The Desires of Mothers to Please Others in Letters, Bernadette Mayer

The Desires of Mothers to Please Others in Letters' title forecasts the run-on emotional, syntactical, and imagistic complexity and playfulness of Bernadette Mayer's "series of letters written but never sent to people living and dead during a nine-month period in 1979-80," a period coinciding with the pregnancy that resulted in the birth of her third child, Max Theodore.

These nearly eighty letters form brief two to five page vignettes (from the French vigne, "little ornamental vines") are anything but the focused, static sketches often connoted by the term "vignette." As letters, they are chatty, intimate, breathless, inclusive, leaping in scale (within a single sentence sometimes) from the minutely observed insect remarked upon when playing with her daughters ("... let's feel the stunned caterpillar we find to look at, it stands out in the landscape ... " [149]) to ephemerally brilliant observations about American literature and the relationship between writing and sex ("A good course in American writing study would be Hawthorne, Whitman, Kerouac and Stein, see how much each did for the sentence and the line, what queer attitudes to sex they all had, Hawthorne the stiff-backed fantasizing Puritan who was so cute and had such sensuous lips, who walked and had a neurasthenic wife, two religious daughters and one dutiful son, who said after his third child was born, no we will certainly have no more of that but he didn't say how; Whitman the man autoerotic who was nearly perfect, the wanderer, the fucking mountain, Kerouac the crazed, a retroactive family man who wanted work; and Stein the expatriate lesbian who loved her country and a big fat woman Donald Sutherland the critic said you trembled with sexiness when you shook her hand, another talker, food lover, I wonder what Hawthorne's and Whitman's voices sounded like, you can imagine, family life" [153]) (here and in the passage that follows, Mayer is also clearly comparing her own family-way/writer situation to theirs); to Steinian remarks about identity and/or writing ("There is an object which exists, in duplication, all over but it is neither here nor in the lake." [90]; "Mothers are different from sisters, long walks in the woods, every place is circumscribed because of seeing it, do people think t.v. shows are like friends" [143-4]); to acutely insightful descriptions of the struggles of a young family low in financial resources but high in/on energy, intellectual ambition, and commitment to alternative visions of literary creativity, "family values," and daily living.

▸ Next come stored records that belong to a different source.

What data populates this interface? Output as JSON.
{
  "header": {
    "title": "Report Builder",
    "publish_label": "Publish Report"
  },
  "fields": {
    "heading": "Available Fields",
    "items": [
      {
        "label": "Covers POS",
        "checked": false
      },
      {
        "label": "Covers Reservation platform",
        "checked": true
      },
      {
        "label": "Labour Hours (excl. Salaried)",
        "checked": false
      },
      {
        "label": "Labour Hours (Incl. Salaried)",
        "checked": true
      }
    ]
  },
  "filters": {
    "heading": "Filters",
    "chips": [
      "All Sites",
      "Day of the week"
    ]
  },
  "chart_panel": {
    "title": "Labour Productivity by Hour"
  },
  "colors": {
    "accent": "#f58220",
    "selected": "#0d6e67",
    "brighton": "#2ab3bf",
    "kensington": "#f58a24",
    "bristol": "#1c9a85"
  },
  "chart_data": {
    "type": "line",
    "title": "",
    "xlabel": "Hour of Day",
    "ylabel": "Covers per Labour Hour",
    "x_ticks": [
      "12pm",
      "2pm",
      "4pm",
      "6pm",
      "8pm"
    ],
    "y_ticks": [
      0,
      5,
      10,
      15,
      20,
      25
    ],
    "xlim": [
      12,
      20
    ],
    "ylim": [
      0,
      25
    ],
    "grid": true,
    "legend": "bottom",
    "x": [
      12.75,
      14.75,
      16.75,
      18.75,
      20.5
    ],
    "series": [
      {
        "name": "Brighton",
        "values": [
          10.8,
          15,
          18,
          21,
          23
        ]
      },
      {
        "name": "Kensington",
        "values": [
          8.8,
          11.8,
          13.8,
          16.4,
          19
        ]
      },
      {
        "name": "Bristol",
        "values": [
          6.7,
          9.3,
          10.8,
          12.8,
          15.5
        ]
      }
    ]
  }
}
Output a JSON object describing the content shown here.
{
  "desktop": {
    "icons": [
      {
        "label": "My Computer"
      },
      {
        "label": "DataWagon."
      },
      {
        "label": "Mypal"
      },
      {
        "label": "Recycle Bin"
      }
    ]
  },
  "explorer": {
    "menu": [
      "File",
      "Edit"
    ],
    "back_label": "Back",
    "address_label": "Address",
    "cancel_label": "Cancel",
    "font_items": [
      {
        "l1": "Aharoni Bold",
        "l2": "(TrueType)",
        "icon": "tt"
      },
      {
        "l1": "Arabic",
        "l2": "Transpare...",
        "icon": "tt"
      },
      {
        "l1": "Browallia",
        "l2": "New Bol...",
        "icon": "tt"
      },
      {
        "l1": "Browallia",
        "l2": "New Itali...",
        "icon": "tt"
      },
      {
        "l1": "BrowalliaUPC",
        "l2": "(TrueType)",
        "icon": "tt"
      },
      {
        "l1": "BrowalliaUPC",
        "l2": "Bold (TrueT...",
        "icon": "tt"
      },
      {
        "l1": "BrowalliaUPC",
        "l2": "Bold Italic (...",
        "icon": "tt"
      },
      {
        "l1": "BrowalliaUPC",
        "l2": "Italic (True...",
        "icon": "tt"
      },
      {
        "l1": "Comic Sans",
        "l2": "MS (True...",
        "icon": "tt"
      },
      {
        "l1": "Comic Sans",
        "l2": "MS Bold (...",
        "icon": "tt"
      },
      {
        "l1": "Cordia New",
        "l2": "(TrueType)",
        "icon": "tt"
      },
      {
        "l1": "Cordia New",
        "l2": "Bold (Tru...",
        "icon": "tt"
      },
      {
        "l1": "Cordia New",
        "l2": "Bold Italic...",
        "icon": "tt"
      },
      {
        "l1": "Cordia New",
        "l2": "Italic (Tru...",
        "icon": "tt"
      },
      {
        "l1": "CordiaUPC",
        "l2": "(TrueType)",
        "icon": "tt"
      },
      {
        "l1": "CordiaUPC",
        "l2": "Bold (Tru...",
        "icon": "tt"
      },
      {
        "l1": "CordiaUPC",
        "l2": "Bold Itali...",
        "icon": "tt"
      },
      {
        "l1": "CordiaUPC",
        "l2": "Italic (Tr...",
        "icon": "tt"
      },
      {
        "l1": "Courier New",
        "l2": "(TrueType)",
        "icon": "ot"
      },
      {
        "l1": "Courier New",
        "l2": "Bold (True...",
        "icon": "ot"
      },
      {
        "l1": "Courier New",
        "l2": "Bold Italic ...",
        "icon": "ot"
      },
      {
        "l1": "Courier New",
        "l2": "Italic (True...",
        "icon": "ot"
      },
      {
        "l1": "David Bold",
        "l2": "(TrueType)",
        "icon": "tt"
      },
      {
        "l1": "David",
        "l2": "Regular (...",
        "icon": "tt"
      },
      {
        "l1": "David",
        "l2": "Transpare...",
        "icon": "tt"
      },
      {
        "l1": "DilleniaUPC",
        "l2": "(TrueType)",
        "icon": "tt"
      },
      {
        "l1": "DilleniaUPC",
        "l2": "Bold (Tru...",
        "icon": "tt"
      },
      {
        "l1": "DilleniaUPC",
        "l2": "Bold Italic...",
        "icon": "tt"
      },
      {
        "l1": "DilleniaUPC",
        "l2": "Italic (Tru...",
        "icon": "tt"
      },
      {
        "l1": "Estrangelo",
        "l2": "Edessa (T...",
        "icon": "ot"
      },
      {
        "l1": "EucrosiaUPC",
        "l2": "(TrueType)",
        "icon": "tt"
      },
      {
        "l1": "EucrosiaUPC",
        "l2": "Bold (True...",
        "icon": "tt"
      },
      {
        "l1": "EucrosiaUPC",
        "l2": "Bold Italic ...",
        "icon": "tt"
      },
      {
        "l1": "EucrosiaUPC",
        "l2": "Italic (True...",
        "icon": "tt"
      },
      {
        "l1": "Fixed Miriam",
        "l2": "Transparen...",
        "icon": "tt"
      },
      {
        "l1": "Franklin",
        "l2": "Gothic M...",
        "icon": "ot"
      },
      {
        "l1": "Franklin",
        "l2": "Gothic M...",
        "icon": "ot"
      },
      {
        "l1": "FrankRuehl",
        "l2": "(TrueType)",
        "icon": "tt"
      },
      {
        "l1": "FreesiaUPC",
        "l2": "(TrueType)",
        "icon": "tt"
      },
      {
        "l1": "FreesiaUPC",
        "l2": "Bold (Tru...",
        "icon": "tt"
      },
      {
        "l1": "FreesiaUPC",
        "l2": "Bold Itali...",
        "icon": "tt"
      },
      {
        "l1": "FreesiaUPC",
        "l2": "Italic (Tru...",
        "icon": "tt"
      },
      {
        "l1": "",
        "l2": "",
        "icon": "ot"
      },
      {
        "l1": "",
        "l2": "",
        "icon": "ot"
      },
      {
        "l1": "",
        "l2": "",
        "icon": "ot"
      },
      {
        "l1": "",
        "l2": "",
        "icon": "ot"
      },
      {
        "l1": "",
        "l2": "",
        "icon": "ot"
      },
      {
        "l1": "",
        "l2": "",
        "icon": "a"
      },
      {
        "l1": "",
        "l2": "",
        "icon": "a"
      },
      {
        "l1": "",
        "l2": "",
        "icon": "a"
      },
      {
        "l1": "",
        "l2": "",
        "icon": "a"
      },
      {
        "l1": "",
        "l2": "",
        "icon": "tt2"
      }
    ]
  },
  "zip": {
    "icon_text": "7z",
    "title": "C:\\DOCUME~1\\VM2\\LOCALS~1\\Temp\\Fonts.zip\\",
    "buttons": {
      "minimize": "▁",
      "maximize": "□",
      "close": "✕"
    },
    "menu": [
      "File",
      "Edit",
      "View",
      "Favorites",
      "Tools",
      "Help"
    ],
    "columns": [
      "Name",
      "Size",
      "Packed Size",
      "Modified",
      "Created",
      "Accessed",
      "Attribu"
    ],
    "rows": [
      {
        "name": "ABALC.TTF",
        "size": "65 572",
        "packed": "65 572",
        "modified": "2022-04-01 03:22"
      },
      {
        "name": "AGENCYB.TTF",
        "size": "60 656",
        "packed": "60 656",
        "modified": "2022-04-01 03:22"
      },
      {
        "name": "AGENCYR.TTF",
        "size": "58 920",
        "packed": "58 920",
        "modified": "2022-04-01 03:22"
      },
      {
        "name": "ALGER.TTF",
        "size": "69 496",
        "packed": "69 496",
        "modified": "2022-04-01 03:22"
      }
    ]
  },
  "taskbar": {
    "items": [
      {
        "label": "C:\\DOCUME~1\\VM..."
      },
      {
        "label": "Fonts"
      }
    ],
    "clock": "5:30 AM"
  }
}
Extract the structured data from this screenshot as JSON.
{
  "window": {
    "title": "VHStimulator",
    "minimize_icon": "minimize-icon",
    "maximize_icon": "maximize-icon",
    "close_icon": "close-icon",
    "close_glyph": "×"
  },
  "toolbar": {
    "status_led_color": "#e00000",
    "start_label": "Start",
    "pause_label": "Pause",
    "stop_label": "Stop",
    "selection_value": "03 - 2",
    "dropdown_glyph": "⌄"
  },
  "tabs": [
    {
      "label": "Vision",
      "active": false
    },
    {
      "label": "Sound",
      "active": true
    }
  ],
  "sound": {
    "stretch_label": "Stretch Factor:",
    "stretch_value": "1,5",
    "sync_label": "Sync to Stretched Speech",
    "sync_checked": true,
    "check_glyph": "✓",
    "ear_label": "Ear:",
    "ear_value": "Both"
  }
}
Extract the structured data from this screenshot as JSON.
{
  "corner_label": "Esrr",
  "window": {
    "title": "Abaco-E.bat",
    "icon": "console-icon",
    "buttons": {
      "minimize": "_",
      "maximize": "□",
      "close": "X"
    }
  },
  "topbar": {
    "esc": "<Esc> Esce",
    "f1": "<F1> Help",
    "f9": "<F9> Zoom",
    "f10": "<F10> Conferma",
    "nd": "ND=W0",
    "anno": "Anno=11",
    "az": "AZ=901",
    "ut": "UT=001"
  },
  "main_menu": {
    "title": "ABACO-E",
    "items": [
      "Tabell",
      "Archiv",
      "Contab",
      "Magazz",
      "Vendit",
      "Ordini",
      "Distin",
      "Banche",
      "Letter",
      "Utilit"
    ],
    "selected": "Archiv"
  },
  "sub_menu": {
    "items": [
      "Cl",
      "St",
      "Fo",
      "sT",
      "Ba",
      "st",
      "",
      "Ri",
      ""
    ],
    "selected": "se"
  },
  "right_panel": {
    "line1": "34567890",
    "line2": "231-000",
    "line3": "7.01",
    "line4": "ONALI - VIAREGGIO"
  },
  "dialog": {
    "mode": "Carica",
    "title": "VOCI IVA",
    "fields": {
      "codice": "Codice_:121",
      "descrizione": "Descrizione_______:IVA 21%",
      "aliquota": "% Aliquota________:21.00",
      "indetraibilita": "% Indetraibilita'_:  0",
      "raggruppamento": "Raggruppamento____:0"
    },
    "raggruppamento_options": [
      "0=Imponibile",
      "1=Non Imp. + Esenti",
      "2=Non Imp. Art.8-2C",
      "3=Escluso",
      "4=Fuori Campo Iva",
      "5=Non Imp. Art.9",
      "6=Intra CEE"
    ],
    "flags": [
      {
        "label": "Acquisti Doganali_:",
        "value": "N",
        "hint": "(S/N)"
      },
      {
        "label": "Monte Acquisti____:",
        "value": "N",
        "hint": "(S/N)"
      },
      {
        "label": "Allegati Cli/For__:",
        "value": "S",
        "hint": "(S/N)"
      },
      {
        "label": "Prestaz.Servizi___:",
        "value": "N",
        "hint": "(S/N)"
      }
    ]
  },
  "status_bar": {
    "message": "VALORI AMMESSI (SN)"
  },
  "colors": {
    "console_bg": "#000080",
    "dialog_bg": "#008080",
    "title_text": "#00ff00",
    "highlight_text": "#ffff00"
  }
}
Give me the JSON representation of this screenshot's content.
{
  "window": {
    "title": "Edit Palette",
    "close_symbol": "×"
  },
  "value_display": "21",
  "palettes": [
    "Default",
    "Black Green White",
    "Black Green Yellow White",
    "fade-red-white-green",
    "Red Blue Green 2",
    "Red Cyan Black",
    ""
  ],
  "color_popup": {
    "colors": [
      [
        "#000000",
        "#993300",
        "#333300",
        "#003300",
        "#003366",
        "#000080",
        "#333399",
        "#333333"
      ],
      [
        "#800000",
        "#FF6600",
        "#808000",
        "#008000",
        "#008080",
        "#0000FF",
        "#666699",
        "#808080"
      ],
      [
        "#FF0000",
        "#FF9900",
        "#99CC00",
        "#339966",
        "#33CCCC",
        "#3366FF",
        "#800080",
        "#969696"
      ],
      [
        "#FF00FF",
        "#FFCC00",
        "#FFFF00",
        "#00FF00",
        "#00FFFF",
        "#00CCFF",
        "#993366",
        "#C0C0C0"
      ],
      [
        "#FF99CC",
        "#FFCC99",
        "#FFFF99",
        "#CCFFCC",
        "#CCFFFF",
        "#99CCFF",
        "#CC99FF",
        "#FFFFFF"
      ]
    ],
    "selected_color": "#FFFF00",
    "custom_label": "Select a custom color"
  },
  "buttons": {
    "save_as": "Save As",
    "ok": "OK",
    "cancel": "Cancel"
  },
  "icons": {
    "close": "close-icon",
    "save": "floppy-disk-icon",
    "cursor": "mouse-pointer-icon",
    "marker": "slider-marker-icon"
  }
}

I was fortunate to sit in on a class in which Lee Ann Brown was teaching this book: she mentioned that Mayer deeply admired the sentences of the great writers of the 19th-century "American Renaissance" such as Hawthorne and Melville, and had been experimenting with long, complex sentences that focused, pulled back, refocused at different registers of concreteness, abstraction, intimacy, distance, etc. Her sentences, though, are unlike theirs in that she cuts loose from their intricate bondage to causality and linearity, syntactical models of subordination/domination (one would be hard pressed to identify her clauses as "subordinate," "dependent," "independent," etc.), and embraces instead a paratactical gush of simultaneity-lusher and less deliberate than, say, Stein's domestic idylls, warmer and more "real" (Mayer is not afraid to talk about poverty, irritation, disappointment)-but equally daring in breaking from their nonetheless-much-respected male forebears. Also interactive with (I hate that passive phrase "influenced by") European letter-writers Mme. de Sevigny, Lady Mary Wortley-Montagu, Mayer nonetheless does not subscribe to the decorous manneredness of these models, while resonating with their intimate, warm attempts to impart worldly knowledge and support to their daughters.

Any one of these letters could be savored analytically, lived with at length, explored in depth. This bookful could keep you busy a long long time if you like to unearth and flesh out allusions, read closely (as in "perform close readings"), engage theoretically in the minutiae of textual pleasures.

If you like to catch inspiration on the fly, wordloading for imagination's marathons, this book can be consumed in a big delirious gluttonous orgy as well -an it please you as it desires, let it be fuel to your own fires.


-Maria Damon